Well, when it comes to actually making the comic pages, I learned that I need to consider print sizes right from the beginning! I want to start slowly looking into printing Daniel, but there’s several issues with the early chapters, particularly related to size that I need to take the time to fix up because I just didn’t consider that sort of thing enough when I began the comic. I also found out the hard way how much damage working on comics can do to the body. So, I’ve been trying to tell myself that it’s okay to draw a bit more loosely and use more shortcuts to speed up the process to make things easier on myself (“Maybe I DON’T need to draw detailed backgrounds in several panels!”). It’d be nice if this would help me get more comic pages done faster in the future too, but I’d at least settle for making it less of a physical strain.

When it comes to writing, I definitely feel like I learned about my strengths and weaknesses more, and what methods are best for me to get new stories planned out. Just trying to type the entire story out at the start doesn’t work well for me because I just make too many changes as I go. Instead, I write down all sorts of notes and put things together (in my mind and in short summaries) like some weird puzzle, haha, and then make mini-scripts for each chapter along the way. Daniel was my first comic where I finally put my foot down and decided, “I’m just going to make a story that I want to exist and not let the possibility of anything in it being cliché bother me anymore.” I definitely learned more from making Daniel than any other comic.

Oh, man. Keep me updated on the print edition! So, now that Daniel is over, what’s next on your plate project wise?

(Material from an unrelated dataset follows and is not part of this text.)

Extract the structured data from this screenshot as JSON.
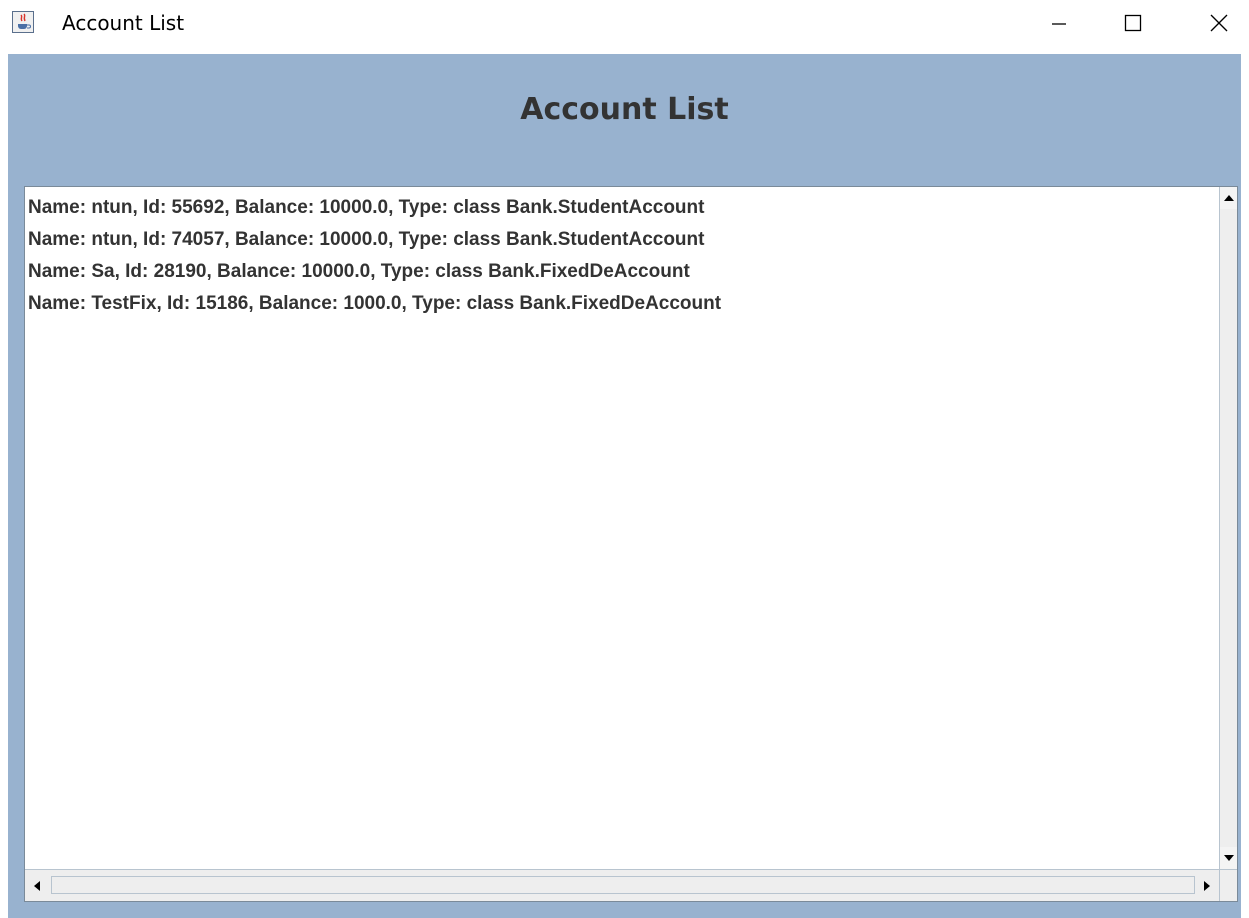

Oh, I’ll definitely be letting everyone know if a print edition is going to happen. Besides looking into that, I’ll be getting back to updating my Patreon comic Succubus in July, as I mentioned earlier. I want to gradually transition back into a lot of comic work rather than jump right back into it, so there may be a period where I just post art and update Succubus once a month. Most of all though, I want to start getting into my next comic that will be posted for everyone (though patrons would probably get the first pages as I build up a buffer). I’m leaning towards an idea called The Devil’s Trill, which like Daniel will be a horror romance but of a non-supernatural sort set in Victorian times. However, I thought of a few new ideas recently that I’m also playing around with, so I’m still trying to decide if that’s for sure the comic I want to do next before dedicating most of my time to it. The Devil’s Trill seems to be coming together the fastest though, so I’m leaning towards that.

Overall, how would you summarize your experience with Daniel and how do you feel that it’s now over?

Comic making always has its ups and downs, but overall it was a fantastic experience. I will probably always look back at part of Daniel with a critical eye since it’s my own work and that’s hard not to do, but I feel mostly satisfaction with what I’ve made, as well as relief that it’s complete. I hope people continue to read and re-read it forever, and always have a blast doing so.

Any comics you would recommend reading?

Well, with print comics, the only series I immediately want to name is Battle Angel Alita, but with webcomics, oh jeez, there’s sooo many great ones. I’m certain I’ll forget some, but here’s a few:

Soul To Call

Monster Soup

Children of The Night



Hel’s Ferrywomen

Without Moonlight

The Only Half Saga



Charby the Vampirate




City of Blank

The Gray Area